The formal business case for a subsea electricity cable to link Western Isles renewable energy farms to the National Grid have been submitted to regulator, Ofgem. Work on the £290 million green energy interconnector could go ahead as early as 2012 if all the necessary consents can be obtained in the next few months. The submission to the electricity regulator was made on Tuesday by Scottish Hydro Electric Transmission Ltd
Their proposed 450MW underwater cable would feed into the National Grid via the new transmission network that is planned between a new converter station in Beauly and Denny in Stirlingshire.

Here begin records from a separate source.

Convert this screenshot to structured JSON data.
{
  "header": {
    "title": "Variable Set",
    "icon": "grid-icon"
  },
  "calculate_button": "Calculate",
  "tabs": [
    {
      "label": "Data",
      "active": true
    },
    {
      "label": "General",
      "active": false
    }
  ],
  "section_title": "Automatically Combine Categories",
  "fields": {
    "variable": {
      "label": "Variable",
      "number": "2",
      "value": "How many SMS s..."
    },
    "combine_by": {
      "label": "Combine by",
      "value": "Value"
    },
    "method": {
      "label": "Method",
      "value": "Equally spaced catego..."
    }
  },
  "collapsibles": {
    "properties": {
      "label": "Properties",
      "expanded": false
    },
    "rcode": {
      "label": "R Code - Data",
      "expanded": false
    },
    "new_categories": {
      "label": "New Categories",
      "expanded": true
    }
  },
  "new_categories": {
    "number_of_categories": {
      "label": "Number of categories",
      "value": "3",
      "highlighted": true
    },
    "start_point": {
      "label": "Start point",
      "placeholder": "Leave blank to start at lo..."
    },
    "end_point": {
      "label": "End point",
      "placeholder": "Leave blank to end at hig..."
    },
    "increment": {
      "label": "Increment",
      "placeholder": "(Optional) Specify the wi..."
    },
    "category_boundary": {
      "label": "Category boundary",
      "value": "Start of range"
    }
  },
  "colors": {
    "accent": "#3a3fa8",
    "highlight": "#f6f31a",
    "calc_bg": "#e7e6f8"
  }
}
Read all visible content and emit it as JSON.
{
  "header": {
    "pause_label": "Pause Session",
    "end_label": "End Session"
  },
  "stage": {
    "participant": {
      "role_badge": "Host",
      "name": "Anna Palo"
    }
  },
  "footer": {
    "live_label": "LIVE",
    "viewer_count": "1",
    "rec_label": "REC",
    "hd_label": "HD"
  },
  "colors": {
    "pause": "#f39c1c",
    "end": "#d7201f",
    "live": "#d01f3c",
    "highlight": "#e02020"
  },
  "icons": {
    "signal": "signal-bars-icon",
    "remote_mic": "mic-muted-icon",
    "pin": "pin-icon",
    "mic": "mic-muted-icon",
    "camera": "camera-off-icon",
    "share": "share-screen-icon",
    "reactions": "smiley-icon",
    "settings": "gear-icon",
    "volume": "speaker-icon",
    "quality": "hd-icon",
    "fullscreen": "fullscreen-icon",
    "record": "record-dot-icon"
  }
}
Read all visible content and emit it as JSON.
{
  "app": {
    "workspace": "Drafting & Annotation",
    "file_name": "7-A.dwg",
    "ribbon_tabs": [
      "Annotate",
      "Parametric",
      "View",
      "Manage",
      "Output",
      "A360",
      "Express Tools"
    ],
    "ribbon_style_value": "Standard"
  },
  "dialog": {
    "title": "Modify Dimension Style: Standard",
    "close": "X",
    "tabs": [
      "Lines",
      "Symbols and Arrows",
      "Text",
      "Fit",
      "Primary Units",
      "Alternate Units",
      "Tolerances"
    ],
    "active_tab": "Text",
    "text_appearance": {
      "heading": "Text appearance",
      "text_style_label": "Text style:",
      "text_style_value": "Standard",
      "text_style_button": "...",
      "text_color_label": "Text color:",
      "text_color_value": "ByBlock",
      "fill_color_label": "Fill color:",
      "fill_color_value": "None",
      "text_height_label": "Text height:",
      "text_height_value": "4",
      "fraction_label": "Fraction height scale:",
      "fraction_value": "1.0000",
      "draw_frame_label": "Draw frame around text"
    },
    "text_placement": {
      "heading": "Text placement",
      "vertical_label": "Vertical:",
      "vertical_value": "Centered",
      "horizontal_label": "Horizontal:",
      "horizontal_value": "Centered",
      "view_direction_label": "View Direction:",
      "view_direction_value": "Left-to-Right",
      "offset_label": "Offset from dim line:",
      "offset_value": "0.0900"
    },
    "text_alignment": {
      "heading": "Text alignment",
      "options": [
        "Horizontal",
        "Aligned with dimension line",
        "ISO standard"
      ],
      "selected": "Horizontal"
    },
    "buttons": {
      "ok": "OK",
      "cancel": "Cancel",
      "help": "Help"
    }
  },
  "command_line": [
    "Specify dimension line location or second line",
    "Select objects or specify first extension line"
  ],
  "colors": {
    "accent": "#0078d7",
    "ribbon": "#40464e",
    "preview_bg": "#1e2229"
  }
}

The Beauly to Denny transmission upgrade is, however, subject to a planning inquiry, a decision on which is expected from the Scottish Government in January.
Ross Easton, a spokesperson for Scottish Hydro Electric Transmission Limited (SHETL) confirmed to the Gazette: "As part of the Western Isles Transmission Connection project, we made a submission to Ofgem regarding our proposed HVDC link following their decision earlier this year to consider the link under SHETL's regulated price control settlement. This is an expected part of the project and is now with Ofgem for review. We're currently working to a completion date in late 2012."
It is expected the proposed subsea cable would make landfall at Gravir in South Lochs where Comhairle nan Eilean Siar have already granted planning permission for a sub-station. This area is also close to the Muaithabhal wind farm scheme, for which the council has already given its tentative backing and is expected to endorse tonight (Thursday) at the full Comhairle meeting.
There are also a number of other renewable energy projects on the rack, which could be progressed rapidly if the interconnector cable gets the go ahead.
© 2009 - Stornoway Gazette